*** Opening INPUT MATERIAL ***

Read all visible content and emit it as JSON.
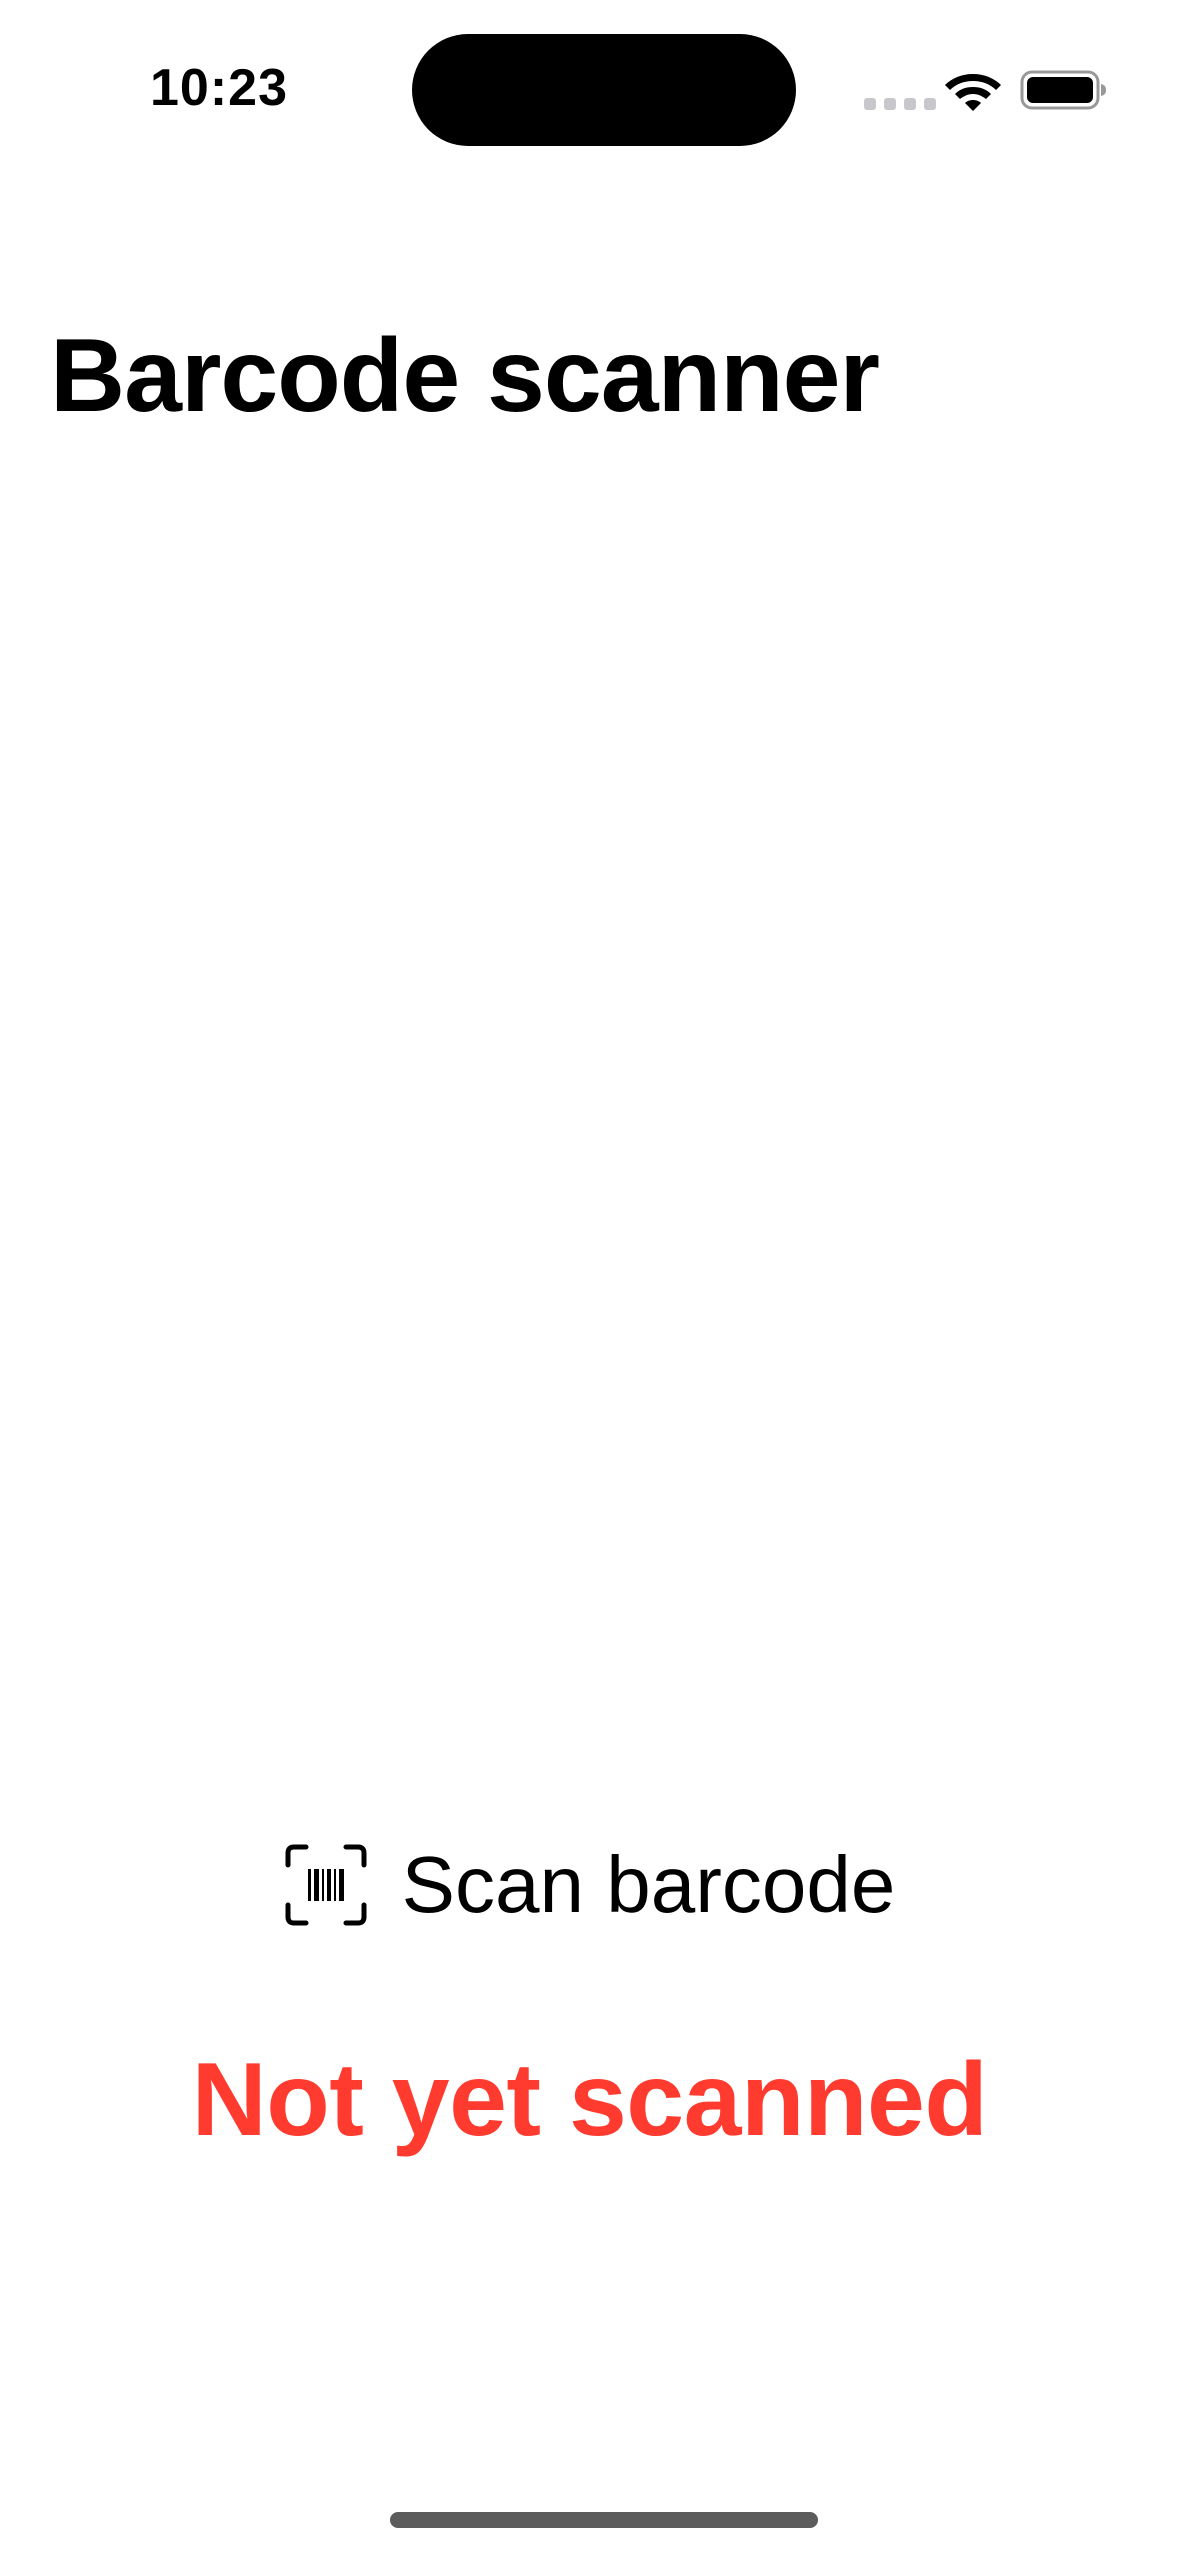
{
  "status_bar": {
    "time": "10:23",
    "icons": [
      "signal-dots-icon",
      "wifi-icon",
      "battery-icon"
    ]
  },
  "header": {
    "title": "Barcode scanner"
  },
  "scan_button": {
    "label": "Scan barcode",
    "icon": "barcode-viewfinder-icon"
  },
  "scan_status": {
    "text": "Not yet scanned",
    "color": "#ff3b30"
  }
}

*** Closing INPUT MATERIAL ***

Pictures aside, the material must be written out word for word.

> YOUR SOLUTION:
Read all visible content and emit it as JSON.
{
  "status_bar": {
    "time": "10:23",
    "icons": [
      "signal-dots-icon",
      "wifi-icon",
      "battery-icon"
    ]
  },
  "header": {
    "title": "Barcode scanner"
  },
  "scan_button": {
    "label": "Scan barcode",
    "icon": "barcode-viewfinder-icon"
  },
  "scan_status": {
    "text": "Not yet scanned",
    "color": "#ff3b30"
  }
}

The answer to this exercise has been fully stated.